Judge Rules for Rock Band in ‘B.Y.O.B.’ Royalty Case

     (CN) – Platinum-selling rock band System of a Down does not owe royalties to a publishing company for its Grammy-winning song, “B.Y.O.B.,” a federal judge in Manhattan ruled.

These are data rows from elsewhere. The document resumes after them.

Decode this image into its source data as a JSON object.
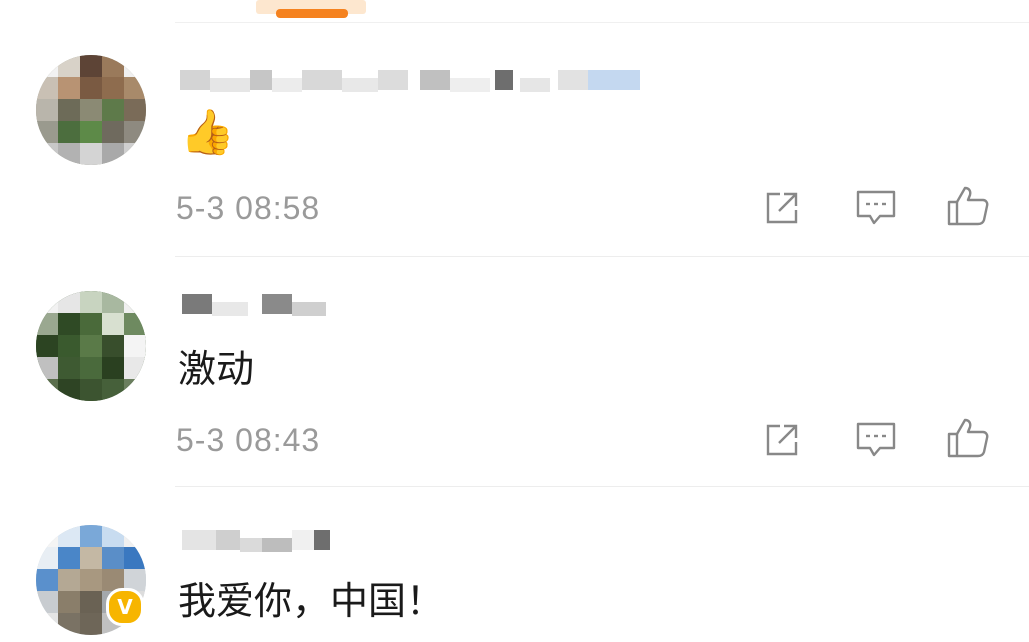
{
  "tabs": {
    "active_indicator_color": "#f5821f"
  },
  "comments": [
    {
      "username": "",
      "content_emoji": "👍",
      "content": "",
      "time": "5-3 08:58",
      "verified": false,
      "actions": [
        "share-icon",
        "comment-icon",
        "like-icon"
      ]
    },
    {
      "username": "",
      "content": "激动",
      "time": "5-3 08:43",
      "verified": false,
      "actions": [
        "share-icon",
        "comment-icon",
        "like-icon"
      ]
    },
    {
      "username": "",
      "content": "我爱你，中国！",
      "verified": true,
      "badge": "V"
    }
  ]
}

     The Armenian-American group has released five albums that have sold 20 million copies worldwide, with “B.Y.O.B” winning the 2005 Grammy Award for Best Hard Rock Performance.
     UK-based Maxwood Music claimed a 50 percent interest in the composition, saying it bought the rights from the song’s alleged co-writer, Casey Chmielinski.
     Maxwood sued lead guitar player Daron Malakian, lead singer Serj Tankian and their companies, Malakian Publishing and Shattered Mirrors Publishing.
     Chmielinski, a singer/songwriter professionally known as Casey Chaos, claimed to have co-written “B.Y.O.B.,” an Iraq War protest song that appeared on the 2005 album “Mezmerize.” The second part of the double album, “Hypnotize,” was released six months later, and both albums reached number one on the Billboard 200.
     U.S. District Judge Robert W. Sweet said the events surrounding the song’s conception were “blurred by time and circumstances,” which “included the use of mind-altering substances.”
     “However, Malakian presented the most credible and consistent account of these issues,” he wrote.
Chmielinski met Malakian in 2002 at a music festival in Australia and New Zealand, where System of a Down and Chmielinski’s band, Amen, were playing.
     After running into each other months later in Los Angeles, Malakian and Chmielinski began hanging out and playing music together. Malakian had been considering a side project at the time and discussed a joint project with Chmielinski. They added a drummer and called themselves Scars on Broadway, creating a number of songs in the process, the ruling states.
     One of their sessions produced a song, one minute in length, that Chmielinski claimed became “B.Y.O.B.,” System of a Down’s only Top 40 single.
     But Judge Sweet said the only similarities between the recordings were the opening guitar riff, the bridge section and the first line of the chorus, all of which Malakian said he created.
     After his relationship with Chmielinski cooled, Malakian brought the song to System of a Down. He described “B.Y.O.B.,” which stands for Bring Your Own Bombs, as depicting “war as a party in the desert and a class structure that sends a disproportionate number of underprivileged youth to fight in our country’s wars.”
     The liner notes for “Mezmerize” credit Malakian with creating the music and Tankian the lyrics. The ruling describes Tankian as a “politically active individual and artist” who allegedly used his own journal poetry to pen the lyrics to “B.Y.O.B.”
     “Malakian also informed System of a Down’s management that he intended to gift Chmielinski a 2 percent writer’s royalty interest,” Sweet wrote. Despite initially being “very excited” about the gesture, Chmielinski later told the band’s manager that he felt he deserved a higher percentage.
     “Malakian has since, understandably, revoked this gift,” Sweet wrote.
     The judge said Chmielinski’s story was “inconsistent and uncorroborated,” and the songwriter changed his testimony numerous times when new evidence was introduced.
     “Maxwood has failed to establish that the parties intended Chmielinski to be a joint author,” Sweet wrote.
     He dismissed Maxwood’s bid for royalties and declared Malakian and Tankian the sole authors of “B.Y.O.B.”

%d bloggers like this: